“A result of living in a place as inescapably public as New York City is that its people are deeply private in public spaces — eye contact on the street and subways is actively discouraged and conversation between strangers is kept to a minimum — making it easy to forget that its greatest asset is the stories of its people. We’re reminded of this in “Between Generals” a quiet and nuanced portrait of a man by the late Italian writer Antonio Tabucchi, in which we learn about the complicated history of one of New York City’s immigrants, a former Hungarian General who realizes he spent one of his best days with his worst enemies. Newly translated into English by novelist Martha Cooley and Antonio Romani for Archipelago Books, Tabucchi’s stories in Time Ages in a Hurryare careful, nuanced, and smartly skeptical of memory and experience.

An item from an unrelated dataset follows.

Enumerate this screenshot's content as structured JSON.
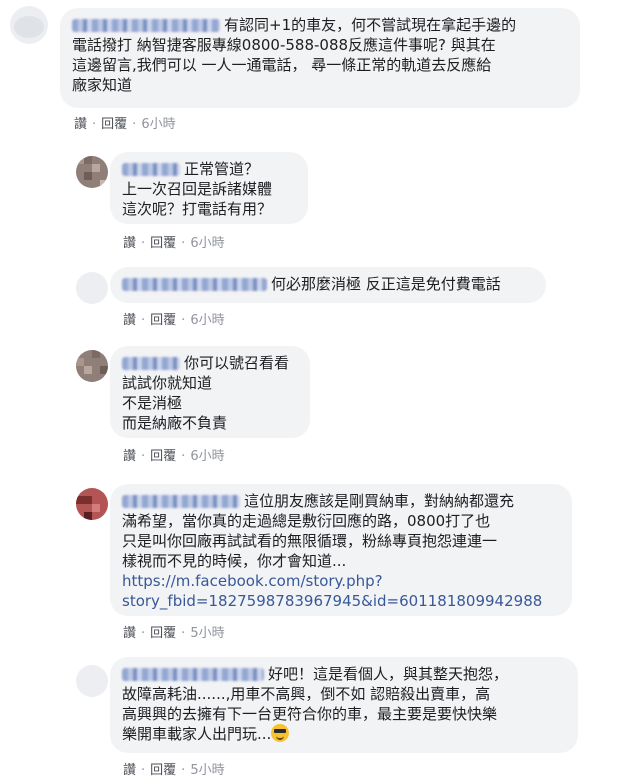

“Long before ‘Real Housewives of New Jersey’ castmember (and Danbury Federal Correctional Institution Inmate) Teresa Giudice infamously stated, ‘I don’t want to live in somebody else’s house. That’s gross,’ the late Argentinian writer Silvina Ocampo wrote “The House Made of Sugar,” a story about a woman named Cristina who is too superstitious to live in a house that had been previously occupied. Her husband deceives her and when they move into their dream home based upon his lie, strange and worrisome things start to happen that suggest Cristina’s fears were warranted. Newly translated into English by Daniel Balderston, with a preface by Borges, Ocampo’s stories are unsettling and off-kilter, revelatory and readable. Novelist Helen Oyeyemi writes in the collection’s introduction, ‘Love is as fearsome in an Ocampo story as it is in Wuthering Heights; emotion has a way of sealing us into a charmed circle that makes us incomprehensible to everyone who stands outside it.'”